How a Lens Works
The best way to understand the behavior of light through a curved lens is to relate it to a prism. A prism is thicker at one end, and light passing through it is bent (refracted) toward the thickest portion. See the diagram below.
A lens can be thought of as two rounded prisms joined together. Light passing through the lens is always bent toward the thickest part of the prisms. To make a minus lens (above on the left), the thickest part, the base, of the prisms is on the outer edges and the thinnest part, the apex, is in the middle. This spreads the light away from the center of the lens and moves the focal point forward. The stronger the lens, the farther the focal point is from the lens.

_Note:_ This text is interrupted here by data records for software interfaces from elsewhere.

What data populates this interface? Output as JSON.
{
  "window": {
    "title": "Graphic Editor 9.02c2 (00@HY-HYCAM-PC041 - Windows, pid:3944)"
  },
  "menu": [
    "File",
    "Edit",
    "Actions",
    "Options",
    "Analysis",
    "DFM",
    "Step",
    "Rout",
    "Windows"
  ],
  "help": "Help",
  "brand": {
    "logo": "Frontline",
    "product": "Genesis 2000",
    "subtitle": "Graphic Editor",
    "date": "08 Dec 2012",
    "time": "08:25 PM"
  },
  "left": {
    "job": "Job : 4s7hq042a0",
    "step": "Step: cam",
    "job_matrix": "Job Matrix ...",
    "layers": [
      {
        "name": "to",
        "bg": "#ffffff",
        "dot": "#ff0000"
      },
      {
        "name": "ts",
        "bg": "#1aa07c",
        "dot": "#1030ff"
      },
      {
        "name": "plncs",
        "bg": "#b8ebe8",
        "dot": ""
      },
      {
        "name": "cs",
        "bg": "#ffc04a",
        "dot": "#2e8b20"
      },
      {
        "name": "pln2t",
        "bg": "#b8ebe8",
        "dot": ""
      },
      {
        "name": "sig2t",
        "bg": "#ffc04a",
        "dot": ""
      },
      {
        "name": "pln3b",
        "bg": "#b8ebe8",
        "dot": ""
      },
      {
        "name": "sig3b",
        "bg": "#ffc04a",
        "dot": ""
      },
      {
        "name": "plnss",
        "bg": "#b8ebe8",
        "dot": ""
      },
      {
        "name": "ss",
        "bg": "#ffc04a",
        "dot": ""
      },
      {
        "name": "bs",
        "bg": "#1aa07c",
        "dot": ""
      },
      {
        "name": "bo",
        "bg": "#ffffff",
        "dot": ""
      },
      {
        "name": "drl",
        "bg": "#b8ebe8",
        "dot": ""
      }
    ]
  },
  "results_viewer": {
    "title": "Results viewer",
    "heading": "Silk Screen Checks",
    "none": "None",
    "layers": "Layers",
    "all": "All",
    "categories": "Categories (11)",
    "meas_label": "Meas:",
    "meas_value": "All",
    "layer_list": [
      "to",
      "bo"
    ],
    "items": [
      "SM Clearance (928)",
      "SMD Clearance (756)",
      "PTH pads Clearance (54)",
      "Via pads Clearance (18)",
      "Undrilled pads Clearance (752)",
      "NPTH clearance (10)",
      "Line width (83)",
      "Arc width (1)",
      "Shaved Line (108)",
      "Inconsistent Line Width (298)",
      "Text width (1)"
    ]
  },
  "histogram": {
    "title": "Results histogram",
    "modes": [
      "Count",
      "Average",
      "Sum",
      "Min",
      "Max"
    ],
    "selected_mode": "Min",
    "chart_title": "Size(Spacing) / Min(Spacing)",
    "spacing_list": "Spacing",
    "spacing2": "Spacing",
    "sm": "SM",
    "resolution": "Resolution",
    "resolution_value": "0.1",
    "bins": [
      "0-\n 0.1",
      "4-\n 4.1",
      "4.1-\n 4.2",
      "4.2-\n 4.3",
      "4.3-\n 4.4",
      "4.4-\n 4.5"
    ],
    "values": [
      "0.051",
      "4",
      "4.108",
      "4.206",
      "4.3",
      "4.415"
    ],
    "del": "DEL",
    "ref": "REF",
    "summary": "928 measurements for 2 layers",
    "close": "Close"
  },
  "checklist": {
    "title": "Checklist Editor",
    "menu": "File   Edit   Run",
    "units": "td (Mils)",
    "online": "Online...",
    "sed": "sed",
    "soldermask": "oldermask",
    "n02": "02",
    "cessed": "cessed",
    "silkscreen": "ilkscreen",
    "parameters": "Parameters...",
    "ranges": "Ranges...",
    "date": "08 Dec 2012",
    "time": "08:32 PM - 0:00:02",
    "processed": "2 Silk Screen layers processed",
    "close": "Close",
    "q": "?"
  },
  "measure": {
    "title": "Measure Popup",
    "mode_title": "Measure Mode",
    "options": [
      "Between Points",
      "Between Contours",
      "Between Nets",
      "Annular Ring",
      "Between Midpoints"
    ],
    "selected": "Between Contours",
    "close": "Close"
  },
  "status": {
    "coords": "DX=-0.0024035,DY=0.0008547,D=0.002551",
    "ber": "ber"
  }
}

To make a plus lens (above on the right), the thickest part of the lens is in the middle and the thinnest part on the outer edges. The light is bent toward the center and the focal point moves back. The stronger the lens, the closer the focal point is to the lens.
Placing the correct type and power of lens in front of the eye will adjust the focal point to compensate for the eye's inability to focus the image on the retina.